There were certainly some interesting uses for AI in general, such as the vision-enabled baby monitors, and smart doorbells, and devices with face and motion detection. It was positive to see neural networks embedded directly into these types of edge devices, making them a good fit for locally-based neural network acceleration using hardware such as our PowerVR 2NX NNA.
There also were a few start-ups that caught my eye showcasing new apps and interesting use-cases for AR, AI and computer vision in retail, such as Amaryllo, who received a CES innovation award for its AR4 AI-enabled camera, and Aipoly, whom we’ve blogged about before regarding its vision-enabled mobile app, and has now moved onto doing camera-based retail analytics. While still embryonic, these types of apps show the momentum behind AI-powered applications.
It was unusual to see a TV show advertised at a hardware show, but also catching my eye was the Netflix promotion for Altered Carbon, its new series exploring AI and augmented reality. It was an interesting move, and though not without controversy – it’s clear that AI is looming large in the mainstream and based on the apps I saw the reality is not far away.
Netflix was promoting its new series exploring AI and augmented reality, Altered Carbon
Simon Forrest, Director of Segment Marketing for graphics, display and communications IP.
Overall, I received the impression that current technologies are “coming of age”. Advancement is taking a back seat, whilst companies work out how to utilise technologies that have already been created. It seems to be a year of consolidation if you will.
Pleasingly, the ‘IoT’ buzzword has become more focused and largely been replaced with succinct vertical markets. For example, IoT in consumer electronics is now “Smart Home”; IoT in automotive is “Vehicle Connectivity” and IoT in medical is “Assisted Living”.
Speaking of Smart Home, after years of promise it appears to be developing steadily. That said, while the TV now defined as the central control point for the smart home, it’s still little more than a dashboard of on/off switches and dials with an IFTTT backend. True “smart” homes will need to be more than this.

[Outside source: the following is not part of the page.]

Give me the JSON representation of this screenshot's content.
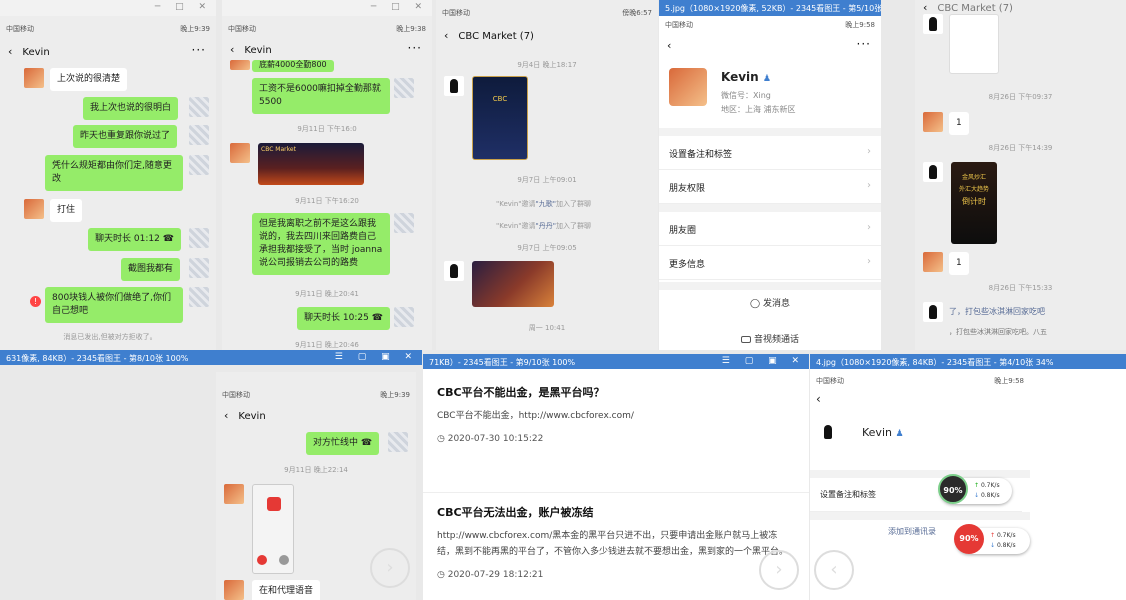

Wandering the appliances section and you’ll discover that every dishwasher, fridge, washing machine), are now are connected via Wi-Fi. However, from my perspective, serious useful functions for this have yet to be defined. LG did have a demonstration – showing how the fridge could identify what was inside, recommend a menu, then set the oven temperature accordingly. Then they illustrated how the oven communicated to the dishwasher what had been consumed, so the dishwasher could set an appropriate programme for the cleaning. Were they stretching a little? Time will tell.And unfortunately for the Korean electronics giant, it’s ‘Cloi’ robot assistant kept failing!
On the TV front, Samsung was pushing its micro-LED as a new display technology, and it was impressive, with regards to colour, contrast and ‘modularity. However, many still see it as an attempt to distract from LG’s incremental improvements to the dominant OLED technology. Ultimately, all TV vendors want to use Emissive Quantum Dot screen technology to deliver the best colour depth and brightness for HDR.
Samsung revealed a 146in TV based on its MicroLED technology at CES 2018
And just as 4K takes hold we were treated, inevitably, to the TV industry pushing the Next Big Thing: 8K. And I mean literally, as the screens will need to be very large to justify it. I’d say, there’s nothing after 8K; the race to increased resolution is done.
Perhaps the most exciting technology at CES though was wireless charging. A brand called Cota from Ossia is using beam-forming technology to broadcast power to devices wirelessly and had an excellent technology demonstration. The most innovative element is the claim that they can pack the tech into common household battery cases. Simply replace conventional batteries with their replacement battery-sized charging unit, and any device could be wirelessly charged in future.